When you drink fizzy pop, the fizziness comes from bubbles of a gas called carbon dioxide.
Carbon dioxide becomes acidic when it’s dissolved. When the acid hits your mouth, your nerves send messages to your brain triggering heat and pain receptors.
Scientists aren’t sure why the acid in fizzy pop feels good but whatever the reason, you can enjoy drinking CO2 with this fizzy soup!
To make fizzy soup, you will need:
- A bowl
- Dried apricots, cranberries, and rasins
- Lemonade (try our recipe!)
What’s going to happen? The pieces of fruit will wiggle, float to the top and then sink back down again.

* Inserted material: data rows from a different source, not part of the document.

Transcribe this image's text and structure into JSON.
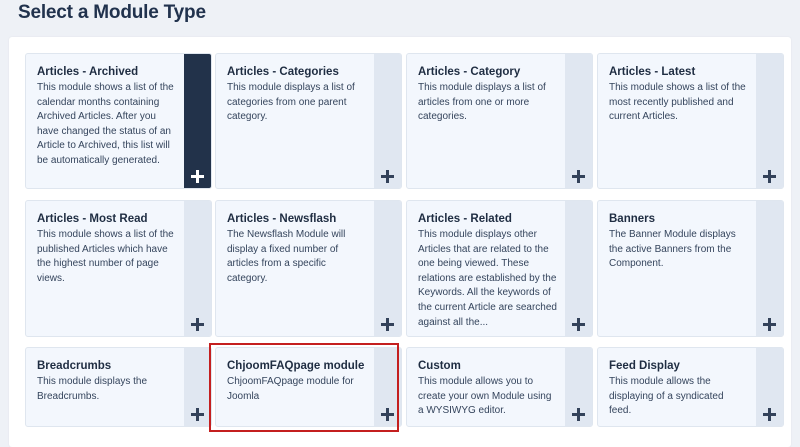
{
  "page": {
    "title": "Select a Module Type"
  },
  "add_icon": "plus-icon",
  "modules": [
    {
      "title": "Articles - Archived",
      "description": "This module shows a list of the calendar months containing Archived Articles. After you have changed the status of an Article to Archived, this list will be automatically generated.",
      "active": true
    },
    {
      "title": "Articles - Categories",
      "description": "This module displays a list of categories from one parent category."
    },
    {
      "title": "Articles - Category",
      "description": "This module displays a list of articles from one or more categories."
    },
    {
      "title": "Articles - Latest",
      "description": "This module shows a list of the most recently published and current Articles."
    },
    {
      "title": "Articles - Most Read",
      "description": "This module shows a list of the published Articles which have the highest number of page views."
    },
    {
      "title": "Articles - Newsflash",
      "description": "The Newsflash Module will display a fixed number of articles from a specific category."
    },
    {
      "title": "Articles - Related",
      "description": "This module displays other Articles that are related to the one being viewed. These relations are established by the Keywords. All the keywords of the current Article are searched against all the..."
    },
    {
      "title": "Banners",
      "description": "The Banner Module displays the active Banners from the Component."
    },
    {
      "title": "Breadcrumbs",
      "description": "This module displays the Breadcrumbs."
    },
    {
      "title": "ChjoomFAQpage module",
      "description": "ChjoomFAQpage module for Joomla",
      "highlighted": true
    },
    {
      "title": "Custom",
      "description": "This module allows you to create your own Module using a WYSIWYG editor."
    },
    {
      "title": "Feed Display",
      "description": "This module allows the displaying of a syndicated feed."
    }
  ],
  "colors": {
    "card_bg": "#f3f7fd",
    "side_bg": "#e0e7f1",
    "side_active_bg": "#22324a",
    "highlight_border": "#c41f1f"
  }
}
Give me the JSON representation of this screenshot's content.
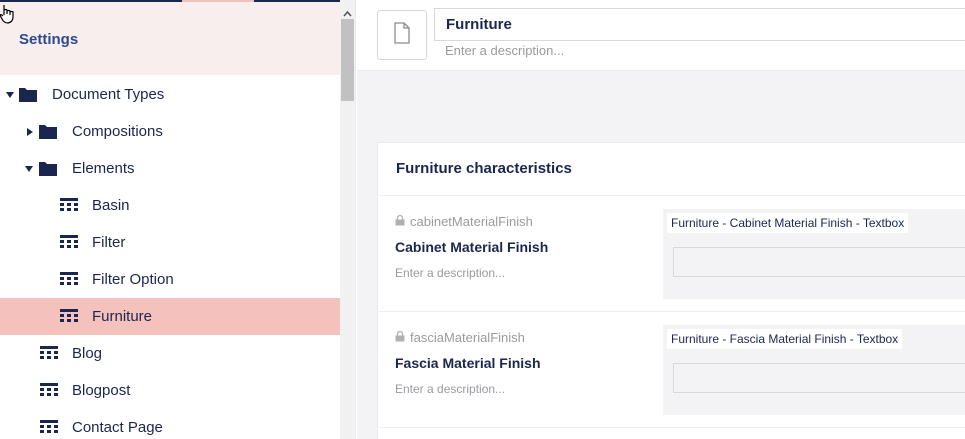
{
  "sidebar": {
    "title": "Settings",
    "tree": [
      {
        "label": "Document Types",
        "type": "folder",
        "expanded": true
      },
      {
        "label": "Compositions",
        "type": "folder",
        "expanded": false
      },
      {
        "label": "Elements",
        "type": "folder",
        "expanded": true
      },
      {
        "label": "Basin",
        "type": "doctype"
      },
      {
        "label": "Filter",
        "type": "doctype"
      },
      {
        "label": "Filter Option",
        "type": "doctype"
      },
      {
        "label": "Furniture",
        "type": "doctype",
        "selected": true
      },
      {
        "label": "Blog",
        "type": "doctype"
      },
      {
        "label": "Blogpost",
        "type": "doctype"
      },
      {
        "label": "Contact Page",
        "type": "doctype"
      }
    ]
  },
  "editor": {
    "name_value": "Furniture",
    "description_placeholder": "Enter a description...",
    "icon": "document-icon",
    "group": {
      "title": "Furniture characteristics",
      "properties": [
        {
          "alias": "cabinetMaterialFinish",
          "name": "Cabinet Material Finish",
          "description_placeholder": "Enter a description...",
          "editor_label": "Furniture - Cabinet Material Finish - Textbox"
        },
        {
          "alias": "fasciaMaterialFinish",
          "name": "Fascia Material Finish",
          "description_placeholder": "Enter a description...",
          "editor_label": "Furniture - Fascia Material Finish - Textbox"
        }
      ]
    }
  },
  "colors": {
    "navy": "#1b264f",
    "selected_bg": "#f5c1bc",
    "header_bg": "#f8eeee",
    "settings_title": "#2e4a8f"
  }
}
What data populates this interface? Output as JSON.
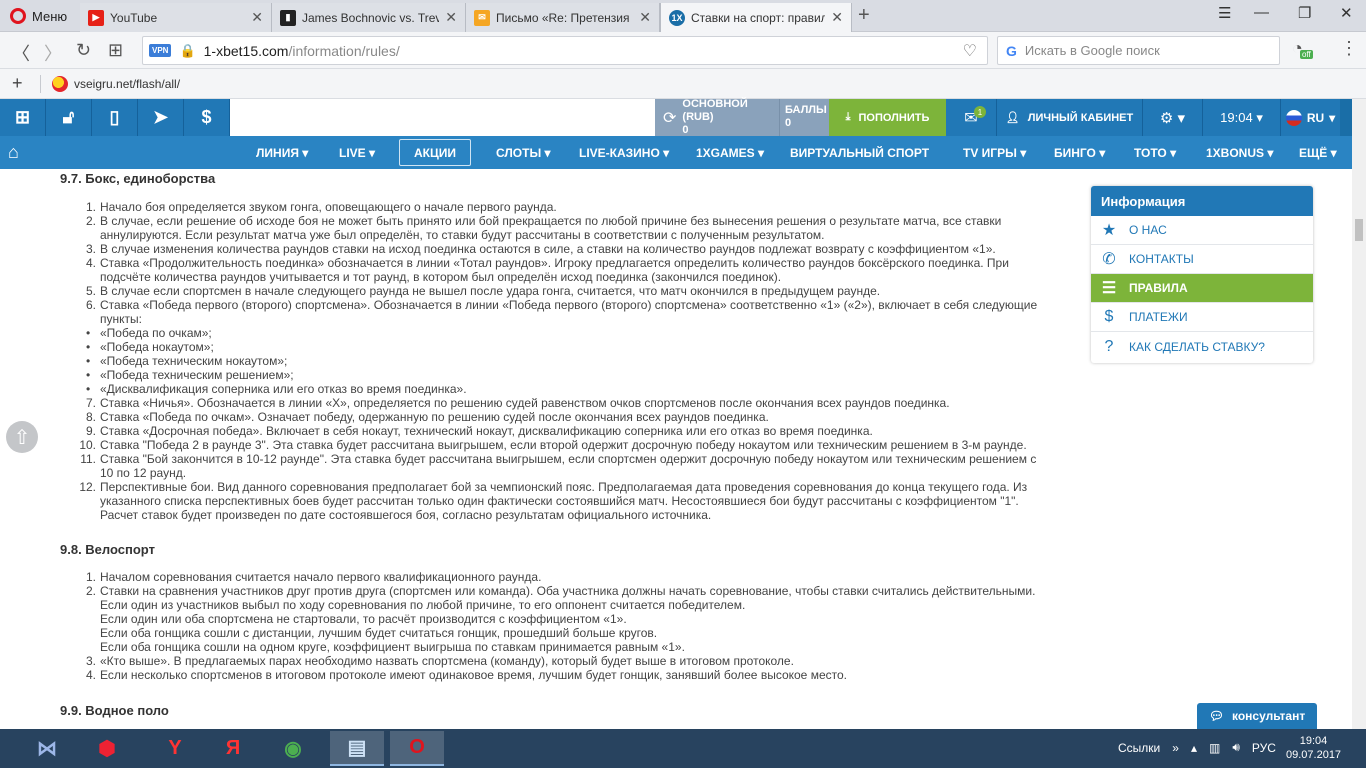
{
  "browser": {
    "menu_label": "Меню",
    "tabs": [
      {
        "title": "YouTube"
      },
      {
        "title": "James Bochnovic vs. Trevi"
      },
      {
        "title": "Письмо «Re: Претензия н"
      },
      {
        "title": "Ставки на спорт: правила"
      }
    ],
    "url_host": "1-xbet15.com",
    "url_path": "/information/rules/",
    "vpn_badge": "VPN",
    "search_placeholder": "Искать в Google поиск",
    "turbo_badge": "off",
    "bookmark": "vseigru.net/flash/all/"
  },
  "site": {
    "balance_label": "ОСНОВНОЙ (RUB)",
    "balance_value": "0",
    "points_label": "БАЛЛЫ",
    "points_value": "0",
    "deposit_label": "ПОПОЛНИТЬ",
    "mail_count": "1",
    "cabinet_label": "ЛИЧНЫЙ КАБИНЕТ",
    "time": "19:04",
    "lang": "RU",
    "nav": [
      "ЛИНИЯ",
      "LIVE",
      "АКЦИИ",
      "СЛОТЫ",
      "LIVE-КАЗИНО",
      "1XGAMES",
      "ВИРТУАЛЬНЫЙ СПОРТ",
      "TV ИГРЫ",
      "БИНГО",
      "ТОТО",
      "1XBONUS",
      "ЕЩЁ"
    ]
  },
  "sidebar": {
    "title": "Информация",
    "items": [
      "О НАС",
      "КОНТАКТЫ",
      "ПРАВИЛА",
      "ПЛАТЕЖИ",
      "КАК СДЕЛАТЬ СТАВКУ?"
    ]
  },
  "content": {
    "box_title": "9.7. Бокс, единоборства",
    "box_items": [
      {
        "n": "1.",
        "t": "Начало боя определяется звуком гонга, оповещающего о начале первого раунда."
      },
      {
        "n": "2.",
        "t": "В случае, если решение об исходе боя не может быть принято или бой прекращается по любой причине без вынесения решения о результате матча, все ставки"
      },
      {
        "n": "",
        "t": "аннулируются. Если результат матча уже был определён, то ставки будут рассчитаны в соответствии с полученным результатом."
      },
      {
        "n": "3.",
        "t": "В случае изменения количества раундов ставки на исход поединка остаются в силе, а ставки на количество раундов подлежат возврату с коэффициентом «1»."
      },
      {
        "n": "4.",
        "t": "Ставка «Продолжительность поединка» обозначается в линии «Тотал раундов». Игроку предлагается определить количество раундов боксёрского поединка. При"
      },
      {
        "n": "",
        "t": "подсчёте количества раундов учитывается и тот раунд, в котором был определён исход поединка (закончился поединок)."
      },
      {
        "n": "5.",
        "t": "В случае если спортсмен в начале следующего раунда не вышел после удара гонга, считается, что матч окончился в предыдущем раунде."
      },
      {
        "n": "6.",
        "t": "Ставка «Победа первого (второго) спортсмена». Обозначается в линии «Победа первого (второго) спортсмена» соответственно «1» («2»), включает в себя следующие"
      },
      {
        "n": "",
        "t": "пункты:"
      },
      {
        "n": "•",
        "t": "«Победа по очкам»;",
        "b": true
      },
      {
        "n": "•",
        "t": "«Победа нокаутом»;",
        "b": true
      },
      {
        "n": "•",
        "t": "«Победа техническим нокаутом»;",
        "b": true
      },
      {
        "n": "•",
        "t": "«Победа техническим решением»;",
        "b": true
      },
      {
        "n": "•",
        "t": "«Дисквалификация соперника или его отказ во время поединка».",
        "b": true
      },
      {
        "n": "7.",
        "t": "Ставка «Ничья». Обозначается в линии «Х», определяется по решению судей равенством очков спортсменов после окончания всех раундов поединка."
      },
      {
        "n": "8.",
        "t": "Ставка «Победа по очкам». Означает победу, одержанную по решению судей после окончания всех раундов поединка."
      },
      {
        "n": "9.",
        "t": "Ставка «Досрочная победа». Включает в себя нокаут, технический нокаут, дисквалификацию соперника или его отказ во время поединка."
      },
      {
        "n": "10.",
        "t": "Ставка \"Победа 2 в раунде 3\". Эта ставка будет рассчитана выигрышем, если второй одержит досрочную победу нокаутом или техническим решением в 3-м раунде."
      },
      {
        "n": "11.",
        "t": "Ставка \"Бой закончится в 10-12 раунде\". Эта ставка будет рассчитана выигрышем, если спортсмен одержит досрочную победу нокаутом или техническим решением с"
      },
      {
        "n": "",
        "t": "10 по 12 раунд."
      },
      {
        "n": "12.",
        "t": "Перспективные бои. Вид данного соревнования предполагает бой за чемпионский пояс. Предполагаемая дата проведения соревнования до конца текущего года. Из"
      },
      {
        "n": "",
        "t": "указанного списка перспективных боев будет рассчитан только один фактически состоявшийся матч. Несостоявшиеся бои будут рассчитаны с коэффициентом \"1\"."
      },
      {
        "n": "",
        "t": "Расчет ставок будет произведен по дате состоявшегося боя, согласно результатам официального источника."
      }
    ],
    "cycle_title": "9.8. Велоспорт",
    "cycle_items": [
      {
        "n": "1.",
        "t": "Началом соревнования считается начало первого квалификационного раунда."
      },
      {
        "n": "2.",
        "t": "Ставки на сравнения участников друг против друга (спортсмен или команда). Оба участника должны начать соревнование, чтобы ставки считались действительными."
      },
      {
        "n": "",
        "t": "Если один из участников выбыл по ходу соревнования по любой причине, то его оппонент считается победителем."
      },
      {
        "n": "",
        "t": "Если один или оба спортсмена не стартовали, то расчёт производится с коэффициентом «1»."
      },
      {
        "n": "",
        "t": "Если оба гонщика сошли с дистанции, лучшим будет считаться гонщик, прошедший больше кругов."
      },
      {
        "n": "",
        "t": "Если оба гонщика сошли на одном круге, коэффициент выигрыша по ставкам принимается равным «1»."
      },
      {
        "n": "3.",
        "t": "«Кто выше». В предлагаемых парах необходимо назвать спортсмена (команду), который будет выше в итоговом протоколе."
      },
      {
        "n": "4.",
        "t": "Если несколько спортсменов в итоговом протоколе имеют одинаковое время, лучшим будет гонщик, занявший более высокое место."
      }
    ],
    "water_title": "9.9. Водное поло"
  },
  "consultant": "консультант",
  "taskbar": {
    "tray_links": "Ссылки",
    "lang": "РУС",
    "time": "19:04",
    "date": "09.07.2017"
  },
  "colors": {
    "nav_blue": "#1a6ea7",
    "menu_blue": "#2a84c3",
    "green": "#7db43a"
  }
}
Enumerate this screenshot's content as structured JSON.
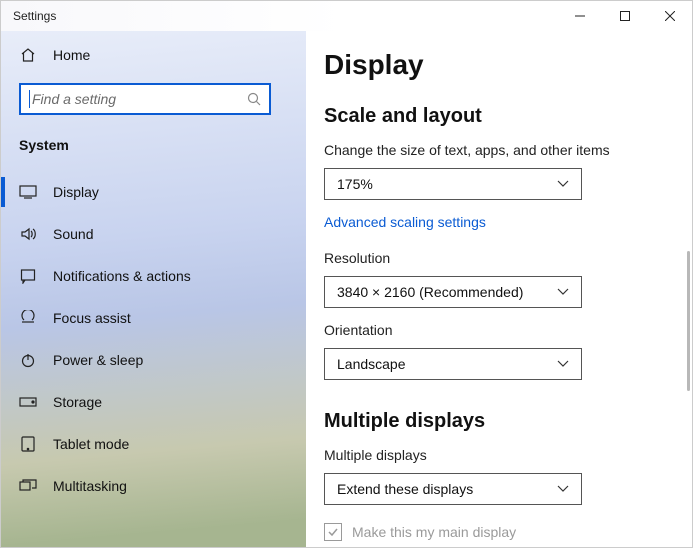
{
  "window": {
    "title": "Settings"
  },
  "sidebar": {
    "home_label": "Home",
    "search_placeholder": "Find a setting",
    "section_label": "System",
    "items": [
      {
        "label": "Display"
      },
      {
        "label": "Sound"
      },
      {
        "label": "Notifications & actions"
      },
      {
        "label": "Focus assist"
      },
      {
        "label": "Power & sleep"
      },
      {
        "label": "Storage"
      },
      {
        "label": "Tablet mode"
      },
      {
        "label": "Multitasking"
      }
    ]
  },
  "main": {
    "page_title": "Display",
    "sections": {
      "scale": {
        "heading": "Scale and layout",
        "size_label": "Change the size of text, apps, and other items",
        "size_value": "175%",
        "advanced_link": "Advanced scaling settings",
        "resolution_label": "Resolution",
        "resolution_value": "3840 × 2160 (Recommended)",
        "orientation_label": "Orientation",
        "orientation_value": "Landscape"
      },
      "multi": {
        "heading": "Multiple displays",
        "mode_label": "Multiple displays",
        "mode_value": "Extend these displays",
        "main_display_label": "Make this my main display"
      }
    }
  }
}
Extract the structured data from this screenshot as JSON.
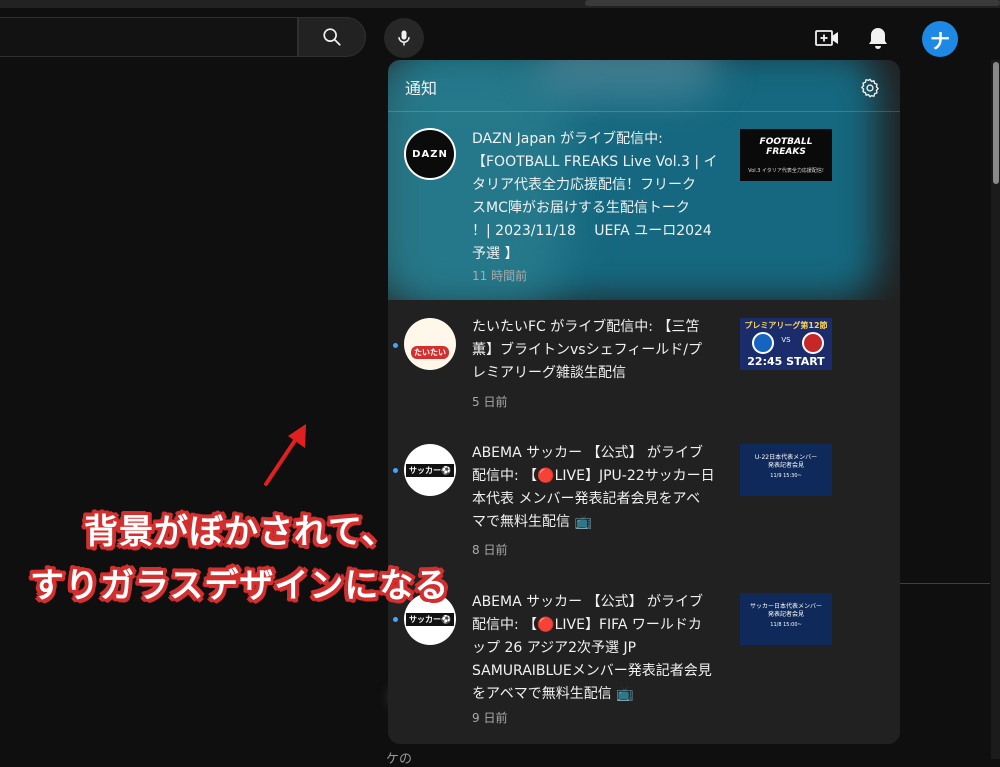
{
  "header": {
    "search_icon": "search-icon",
    "mic_icon": "mic-icon",
    "create_icon": "video-plus-icon",
    "bell_icon": "bell-icon",
    "avatar_initial": "ナ",
    "avatar_color": "#1e88e5"
  },
  "panel": {
    "title": "通知",
    "settings_icon": "gear-icon",
    "notifications": [
      {
        "text": "DAZN Japan がライブ配信中:\n【FOOTBALL FREAKS Live Vol.3 | イ\nタリア代表全力応援配信！フリーク\nスMC陣がお届けする生配信トーク\n！| 2023/11/18　 UEFA ユーロ2024\n予選 】",
        "time": "11 時間前",
        "unread": false,
        "avatar_text": "DAZN",
        "thumb_title": "FOOTBALL\nFREAKS",
        "thumb_sub": "Vol.3 イタリア代表全力応援配信!"
      },
      {
        "text": "たいたいFC がライブ配信中: 【三笘\n薫】ブライトンvsシェフィールド/プ\nレミアリーグ雑談生配信",
        "time": "5 日前",
        "unread": true,
        "avatar_text": "たいたい",
        "thumb_title": "プレミアリーグ第12節",
        "thumb_sub": "22:45 START",
        "thumb_vs": "VS"
      },
      {
        "text": "ABEMA サッカー 【公式】 がライブ\n配信中: 【🔴LIVE】JPU-22サッカー日\n本代表 メンバー発表記者会見をアベ\nマで無料生配信 📺",
        "time": "8 日前",
        "unread": true,
        "avatar_text": "サッカー⚽",
        "thumb_title": "U-22日本代表メンバー\n発表記者会見",
        "thumb_sub": "11/9 15:30~"
      },
      {
        "text": "ABEMA サッカー 【公式】 がライブ\n配信中: 【🔴LIVE】FIFA ワールドカ\nップ 26 アジア2次予選 JP\nSAMURAIBLUEメンバー発表記者会見\nをアベマで無料生配信 📺",
        "time": "9 日前",
        "unread": true,
        "avatar_text": "サッカー⚽",
        "thumb_title": "サッカー日本代表メンバー\n発表記者会見",
        "thumb_sub": "11/8 15:00~"
      }
    ]
  },
  "annotation": {
    "line1": "背景がぼかされて、",
    "line2": "すりガラスデザインになる",
    "color": "#d32f2f"
  },
  "background": {
    "snippet": "ケの"
  }
}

They’ll repeat their performance for hours!
How to make Science Soup
- Cut the dried apricots with scissors into raisin size pieces.
- Combine the apricots, cranberries, and raisins into a bowl.
- Pour the fizzy lemonade over the fruit!
Dried fruit is more dense than fizzy pop so pieces of fruit sink to the bottom of the bowl of soda.
When bubbles of carbon dioxide bump into the rough surface of the dried fruit, the get trapped.
Eventually enough gas gets trapped beneath the dried fruit to lift it to the surface. At the top, the air escapes and the fruit sinks.
This cycle continues into almost all of the CO2 has escaped and the soda is flat. By then your fizzy pop will be infused with the flavours of the fruit!
To find out more about liquids and density, you should listen to Kareena’s Chemistry!
In this episode, chemistry superhero K-Mistry tells us about different liquids and their thickness…
Here’s a bonus idea: Why not play some funky tunes as you watch the dancing raisins?
You can see them bust their moves as you dance with them!
Fun Kids Daily Summer Challenge!
We're sharing something to do every day during the summer holidays! From going outdoors and trying fun games to learning new stuff and competing with friends!